--- Exercise aim ---
Among the entries below, find all lines that include "stone" and copy them.

--- Data records ---

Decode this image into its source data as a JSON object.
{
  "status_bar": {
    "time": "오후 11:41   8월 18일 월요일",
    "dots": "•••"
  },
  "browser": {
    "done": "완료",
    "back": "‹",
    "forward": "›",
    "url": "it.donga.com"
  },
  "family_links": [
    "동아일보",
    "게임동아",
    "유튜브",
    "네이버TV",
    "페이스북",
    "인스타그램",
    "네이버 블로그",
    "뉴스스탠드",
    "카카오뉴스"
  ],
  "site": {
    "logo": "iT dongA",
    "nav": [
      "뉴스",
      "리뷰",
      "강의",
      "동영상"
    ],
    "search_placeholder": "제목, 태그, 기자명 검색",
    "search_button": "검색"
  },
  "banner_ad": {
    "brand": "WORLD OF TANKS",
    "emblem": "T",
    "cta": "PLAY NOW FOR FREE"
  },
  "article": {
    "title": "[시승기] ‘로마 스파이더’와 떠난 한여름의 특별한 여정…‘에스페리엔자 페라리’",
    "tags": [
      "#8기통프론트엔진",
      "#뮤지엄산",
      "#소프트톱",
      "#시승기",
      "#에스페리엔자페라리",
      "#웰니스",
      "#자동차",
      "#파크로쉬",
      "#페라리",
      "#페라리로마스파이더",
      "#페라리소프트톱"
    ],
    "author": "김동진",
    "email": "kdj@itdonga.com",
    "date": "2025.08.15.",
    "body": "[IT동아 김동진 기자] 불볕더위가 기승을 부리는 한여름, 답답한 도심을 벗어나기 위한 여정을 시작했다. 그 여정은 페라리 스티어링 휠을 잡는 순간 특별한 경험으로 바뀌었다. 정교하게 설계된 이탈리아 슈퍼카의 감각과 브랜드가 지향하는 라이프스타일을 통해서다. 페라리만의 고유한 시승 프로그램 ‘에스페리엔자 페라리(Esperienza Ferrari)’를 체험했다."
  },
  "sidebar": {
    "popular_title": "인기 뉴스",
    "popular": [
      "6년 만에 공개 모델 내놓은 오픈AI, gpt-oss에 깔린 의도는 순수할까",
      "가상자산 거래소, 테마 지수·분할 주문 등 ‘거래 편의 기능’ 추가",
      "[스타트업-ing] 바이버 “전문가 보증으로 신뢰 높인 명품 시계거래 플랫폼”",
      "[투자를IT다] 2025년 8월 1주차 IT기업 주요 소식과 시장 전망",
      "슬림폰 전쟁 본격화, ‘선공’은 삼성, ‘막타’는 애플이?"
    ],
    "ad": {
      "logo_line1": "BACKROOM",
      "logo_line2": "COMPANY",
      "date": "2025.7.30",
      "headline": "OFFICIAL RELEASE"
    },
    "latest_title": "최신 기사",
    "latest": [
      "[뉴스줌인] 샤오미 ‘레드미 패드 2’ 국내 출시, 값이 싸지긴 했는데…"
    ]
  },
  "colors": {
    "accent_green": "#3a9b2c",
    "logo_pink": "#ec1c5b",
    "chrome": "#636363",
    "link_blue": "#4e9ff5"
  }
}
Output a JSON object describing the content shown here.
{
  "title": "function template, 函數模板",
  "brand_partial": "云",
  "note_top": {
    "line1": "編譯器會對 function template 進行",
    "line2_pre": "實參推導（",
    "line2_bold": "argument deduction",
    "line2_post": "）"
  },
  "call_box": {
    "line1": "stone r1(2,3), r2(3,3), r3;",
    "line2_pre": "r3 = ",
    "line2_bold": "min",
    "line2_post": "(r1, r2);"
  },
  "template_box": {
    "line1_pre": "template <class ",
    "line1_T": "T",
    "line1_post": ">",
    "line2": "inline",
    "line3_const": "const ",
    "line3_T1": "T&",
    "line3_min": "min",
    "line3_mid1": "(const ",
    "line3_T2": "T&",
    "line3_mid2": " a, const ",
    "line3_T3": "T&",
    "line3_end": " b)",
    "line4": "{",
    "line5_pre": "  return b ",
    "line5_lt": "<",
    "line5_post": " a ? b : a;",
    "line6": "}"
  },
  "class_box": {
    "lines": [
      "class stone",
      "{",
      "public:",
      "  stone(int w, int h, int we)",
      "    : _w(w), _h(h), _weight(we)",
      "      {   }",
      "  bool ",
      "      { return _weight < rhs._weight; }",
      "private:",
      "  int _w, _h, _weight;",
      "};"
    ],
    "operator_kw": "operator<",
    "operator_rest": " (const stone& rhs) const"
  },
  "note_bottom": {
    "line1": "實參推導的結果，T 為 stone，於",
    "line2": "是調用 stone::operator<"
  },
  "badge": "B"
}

--- Response area ---
    "line1": "stone r1(2,3), r2(3,3), r3;",
      "class stone",
      "  stone(int w, int h, int we)",
    "operator_rest": " (const stone& rhs) const"
    "line1": "實參推導的結果，T 為 stone，於",
    "line2": "是調用 stone::operator<"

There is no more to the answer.